§ **Try it**
State how many lines below hold the word "kind". Give that number and no other text.
--- Data for review ---
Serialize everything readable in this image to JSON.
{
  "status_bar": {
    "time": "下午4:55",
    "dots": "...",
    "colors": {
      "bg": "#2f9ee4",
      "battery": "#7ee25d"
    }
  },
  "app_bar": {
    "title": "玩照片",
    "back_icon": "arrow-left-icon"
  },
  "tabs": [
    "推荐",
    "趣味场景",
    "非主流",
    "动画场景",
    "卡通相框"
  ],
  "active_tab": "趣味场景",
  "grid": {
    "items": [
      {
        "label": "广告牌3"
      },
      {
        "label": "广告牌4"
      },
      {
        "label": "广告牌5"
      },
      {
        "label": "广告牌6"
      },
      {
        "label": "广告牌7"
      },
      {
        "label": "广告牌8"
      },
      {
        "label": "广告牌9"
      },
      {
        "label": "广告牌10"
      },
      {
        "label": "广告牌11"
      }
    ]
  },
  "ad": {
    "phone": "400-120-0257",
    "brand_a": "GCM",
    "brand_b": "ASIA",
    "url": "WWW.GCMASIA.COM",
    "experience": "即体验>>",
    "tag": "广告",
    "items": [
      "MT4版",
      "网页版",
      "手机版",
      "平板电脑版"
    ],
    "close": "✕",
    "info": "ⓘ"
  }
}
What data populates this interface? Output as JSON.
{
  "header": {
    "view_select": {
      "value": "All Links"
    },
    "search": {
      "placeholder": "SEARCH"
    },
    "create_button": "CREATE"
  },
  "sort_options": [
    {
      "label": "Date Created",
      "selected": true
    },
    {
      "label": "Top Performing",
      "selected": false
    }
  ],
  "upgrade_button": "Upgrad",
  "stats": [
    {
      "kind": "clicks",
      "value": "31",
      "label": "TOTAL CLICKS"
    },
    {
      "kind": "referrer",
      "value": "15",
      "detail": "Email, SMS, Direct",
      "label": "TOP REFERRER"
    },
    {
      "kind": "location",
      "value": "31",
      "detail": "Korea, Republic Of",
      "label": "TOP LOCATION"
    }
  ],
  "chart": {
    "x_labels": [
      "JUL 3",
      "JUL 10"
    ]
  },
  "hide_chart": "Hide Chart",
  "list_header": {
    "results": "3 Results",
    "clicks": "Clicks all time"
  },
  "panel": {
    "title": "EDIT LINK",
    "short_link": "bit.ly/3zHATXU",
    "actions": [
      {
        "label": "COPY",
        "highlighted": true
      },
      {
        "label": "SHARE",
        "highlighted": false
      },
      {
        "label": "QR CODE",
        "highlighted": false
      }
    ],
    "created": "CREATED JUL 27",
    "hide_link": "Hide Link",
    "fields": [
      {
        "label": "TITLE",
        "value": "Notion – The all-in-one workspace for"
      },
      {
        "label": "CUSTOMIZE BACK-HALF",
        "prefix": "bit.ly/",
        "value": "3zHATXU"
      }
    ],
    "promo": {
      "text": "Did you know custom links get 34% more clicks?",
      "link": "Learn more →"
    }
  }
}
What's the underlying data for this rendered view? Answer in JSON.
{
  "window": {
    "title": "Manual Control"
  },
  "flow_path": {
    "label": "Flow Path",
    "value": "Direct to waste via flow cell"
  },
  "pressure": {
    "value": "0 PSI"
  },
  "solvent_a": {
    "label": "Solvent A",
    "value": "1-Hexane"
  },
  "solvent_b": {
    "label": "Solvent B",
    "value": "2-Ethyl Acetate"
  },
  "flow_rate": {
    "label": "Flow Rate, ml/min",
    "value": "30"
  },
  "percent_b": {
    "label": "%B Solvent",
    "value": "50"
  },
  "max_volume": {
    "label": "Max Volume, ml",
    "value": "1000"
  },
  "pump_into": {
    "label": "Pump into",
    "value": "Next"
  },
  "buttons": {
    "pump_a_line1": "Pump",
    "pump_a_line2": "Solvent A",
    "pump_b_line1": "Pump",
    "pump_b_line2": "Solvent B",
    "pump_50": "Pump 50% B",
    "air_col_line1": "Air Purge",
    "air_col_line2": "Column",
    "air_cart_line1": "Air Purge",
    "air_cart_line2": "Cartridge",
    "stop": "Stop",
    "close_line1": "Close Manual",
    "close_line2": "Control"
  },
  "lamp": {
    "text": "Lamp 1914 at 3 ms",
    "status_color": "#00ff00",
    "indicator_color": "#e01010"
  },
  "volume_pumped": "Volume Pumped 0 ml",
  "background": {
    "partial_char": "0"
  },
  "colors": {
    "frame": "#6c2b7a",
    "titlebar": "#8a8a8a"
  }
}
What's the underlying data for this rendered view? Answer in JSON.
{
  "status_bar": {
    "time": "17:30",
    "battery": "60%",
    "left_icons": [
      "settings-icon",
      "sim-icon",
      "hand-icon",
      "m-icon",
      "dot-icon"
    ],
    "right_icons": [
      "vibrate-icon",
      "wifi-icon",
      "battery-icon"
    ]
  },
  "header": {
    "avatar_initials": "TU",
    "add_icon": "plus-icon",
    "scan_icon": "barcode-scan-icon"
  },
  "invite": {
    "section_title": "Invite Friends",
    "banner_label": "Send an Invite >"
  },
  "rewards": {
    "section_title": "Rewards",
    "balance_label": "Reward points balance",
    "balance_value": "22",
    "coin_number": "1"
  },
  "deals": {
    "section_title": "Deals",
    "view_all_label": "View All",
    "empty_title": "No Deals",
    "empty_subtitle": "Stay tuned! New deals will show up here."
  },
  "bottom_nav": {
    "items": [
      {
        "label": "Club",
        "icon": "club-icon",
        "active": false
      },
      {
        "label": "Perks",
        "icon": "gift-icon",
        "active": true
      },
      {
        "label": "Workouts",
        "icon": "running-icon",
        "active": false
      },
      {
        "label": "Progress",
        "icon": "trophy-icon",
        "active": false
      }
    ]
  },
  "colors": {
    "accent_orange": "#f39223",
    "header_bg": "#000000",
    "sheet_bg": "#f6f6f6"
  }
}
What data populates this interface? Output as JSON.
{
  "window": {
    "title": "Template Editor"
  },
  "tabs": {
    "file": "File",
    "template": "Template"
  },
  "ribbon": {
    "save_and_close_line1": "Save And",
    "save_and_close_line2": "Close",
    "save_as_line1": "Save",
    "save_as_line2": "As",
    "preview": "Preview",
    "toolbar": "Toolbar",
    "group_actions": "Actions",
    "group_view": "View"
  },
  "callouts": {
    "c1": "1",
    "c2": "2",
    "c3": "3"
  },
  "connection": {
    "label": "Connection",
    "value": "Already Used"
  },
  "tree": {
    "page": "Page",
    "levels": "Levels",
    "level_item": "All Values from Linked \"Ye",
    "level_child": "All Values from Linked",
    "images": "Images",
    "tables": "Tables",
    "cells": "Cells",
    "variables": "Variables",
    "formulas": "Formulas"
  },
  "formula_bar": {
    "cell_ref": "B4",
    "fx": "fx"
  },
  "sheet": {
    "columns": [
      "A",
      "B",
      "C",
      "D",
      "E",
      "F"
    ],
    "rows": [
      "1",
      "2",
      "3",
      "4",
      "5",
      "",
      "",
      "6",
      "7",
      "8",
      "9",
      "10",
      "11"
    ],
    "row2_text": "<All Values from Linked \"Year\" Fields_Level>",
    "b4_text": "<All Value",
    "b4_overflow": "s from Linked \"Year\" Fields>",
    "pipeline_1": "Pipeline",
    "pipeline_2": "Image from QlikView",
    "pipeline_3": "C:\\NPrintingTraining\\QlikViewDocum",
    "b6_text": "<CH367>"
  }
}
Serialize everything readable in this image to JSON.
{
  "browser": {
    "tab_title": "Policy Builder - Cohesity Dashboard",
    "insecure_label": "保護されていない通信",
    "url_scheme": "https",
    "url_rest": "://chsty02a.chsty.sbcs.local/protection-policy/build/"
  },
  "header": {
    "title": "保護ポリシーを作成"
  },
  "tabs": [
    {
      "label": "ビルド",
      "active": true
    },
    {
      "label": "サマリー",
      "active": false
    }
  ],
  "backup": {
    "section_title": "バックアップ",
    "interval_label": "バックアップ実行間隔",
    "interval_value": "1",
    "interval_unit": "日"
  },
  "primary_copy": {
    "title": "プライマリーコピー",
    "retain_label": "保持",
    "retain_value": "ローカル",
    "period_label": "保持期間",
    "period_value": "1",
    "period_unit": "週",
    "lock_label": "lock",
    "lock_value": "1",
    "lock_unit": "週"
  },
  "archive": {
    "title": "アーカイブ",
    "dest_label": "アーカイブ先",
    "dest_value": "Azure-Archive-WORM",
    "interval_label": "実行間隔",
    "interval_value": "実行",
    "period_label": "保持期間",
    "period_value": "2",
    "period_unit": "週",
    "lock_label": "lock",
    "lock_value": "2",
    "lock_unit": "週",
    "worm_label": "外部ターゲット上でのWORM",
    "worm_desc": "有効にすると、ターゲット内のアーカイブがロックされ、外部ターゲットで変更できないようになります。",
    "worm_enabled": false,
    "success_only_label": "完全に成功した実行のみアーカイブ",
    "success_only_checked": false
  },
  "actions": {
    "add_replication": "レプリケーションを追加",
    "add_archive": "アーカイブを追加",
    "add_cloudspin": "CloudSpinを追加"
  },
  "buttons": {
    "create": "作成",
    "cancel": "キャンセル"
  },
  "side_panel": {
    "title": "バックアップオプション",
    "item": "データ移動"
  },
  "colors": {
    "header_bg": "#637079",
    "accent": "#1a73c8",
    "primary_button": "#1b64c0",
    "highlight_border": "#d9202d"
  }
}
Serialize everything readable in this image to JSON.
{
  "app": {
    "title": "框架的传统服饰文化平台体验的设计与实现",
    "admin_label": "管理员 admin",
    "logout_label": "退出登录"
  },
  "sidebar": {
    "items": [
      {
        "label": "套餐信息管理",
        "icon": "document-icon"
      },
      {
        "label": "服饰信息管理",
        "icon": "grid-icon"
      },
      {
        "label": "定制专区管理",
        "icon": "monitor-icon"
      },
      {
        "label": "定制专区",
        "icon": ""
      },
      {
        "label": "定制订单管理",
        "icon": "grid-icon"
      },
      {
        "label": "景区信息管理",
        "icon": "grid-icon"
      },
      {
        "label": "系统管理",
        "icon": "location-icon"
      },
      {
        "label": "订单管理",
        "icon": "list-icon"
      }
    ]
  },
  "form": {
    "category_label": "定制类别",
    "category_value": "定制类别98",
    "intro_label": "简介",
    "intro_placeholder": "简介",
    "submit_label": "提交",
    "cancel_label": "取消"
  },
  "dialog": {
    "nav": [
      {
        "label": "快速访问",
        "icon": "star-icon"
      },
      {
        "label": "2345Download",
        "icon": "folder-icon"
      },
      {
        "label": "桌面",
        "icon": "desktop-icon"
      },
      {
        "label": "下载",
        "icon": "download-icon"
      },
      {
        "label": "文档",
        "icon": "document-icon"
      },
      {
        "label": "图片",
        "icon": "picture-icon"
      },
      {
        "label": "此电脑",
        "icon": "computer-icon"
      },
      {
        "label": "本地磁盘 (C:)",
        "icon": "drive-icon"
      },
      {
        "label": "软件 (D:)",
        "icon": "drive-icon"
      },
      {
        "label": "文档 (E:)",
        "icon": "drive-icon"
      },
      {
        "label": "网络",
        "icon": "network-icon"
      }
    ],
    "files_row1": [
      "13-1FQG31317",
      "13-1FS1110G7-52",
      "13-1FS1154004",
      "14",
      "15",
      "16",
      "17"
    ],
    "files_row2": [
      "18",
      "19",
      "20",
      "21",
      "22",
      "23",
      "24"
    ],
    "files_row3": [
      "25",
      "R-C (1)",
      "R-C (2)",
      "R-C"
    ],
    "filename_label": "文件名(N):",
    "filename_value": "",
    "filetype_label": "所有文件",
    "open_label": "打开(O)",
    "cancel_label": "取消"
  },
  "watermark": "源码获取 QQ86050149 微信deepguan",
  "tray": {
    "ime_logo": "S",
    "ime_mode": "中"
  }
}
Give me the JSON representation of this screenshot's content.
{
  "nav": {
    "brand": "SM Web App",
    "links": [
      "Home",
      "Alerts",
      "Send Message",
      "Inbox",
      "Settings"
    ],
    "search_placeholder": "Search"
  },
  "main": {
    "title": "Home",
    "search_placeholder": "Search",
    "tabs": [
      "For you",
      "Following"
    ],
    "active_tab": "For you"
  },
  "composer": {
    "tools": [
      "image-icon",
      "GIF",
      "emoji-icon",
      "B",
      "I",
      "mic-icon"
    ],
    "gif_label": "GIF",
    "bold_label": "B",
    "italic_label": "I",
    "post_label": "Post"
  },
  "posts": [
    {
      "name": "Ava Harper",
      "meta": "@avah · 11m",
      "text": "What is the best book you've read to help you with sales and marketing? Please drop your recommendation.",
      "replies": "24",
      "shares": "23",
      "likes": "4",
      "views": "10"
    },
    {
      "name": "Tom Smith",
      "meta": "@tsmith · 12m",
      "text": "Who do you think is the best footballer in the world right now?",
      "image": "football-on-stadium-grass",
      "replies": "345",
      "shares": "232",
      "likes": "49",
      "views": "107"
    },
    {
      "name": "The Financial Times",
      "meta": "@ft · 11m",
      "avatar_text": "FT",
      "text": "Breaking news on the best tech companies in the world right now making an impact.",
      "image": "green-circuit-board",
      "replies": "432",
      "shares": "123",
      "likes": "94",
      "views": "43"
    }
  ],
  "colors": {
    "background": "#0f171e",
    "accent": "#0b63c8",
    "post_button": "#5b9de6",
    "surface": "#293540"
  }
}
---
§ **Answer section**
3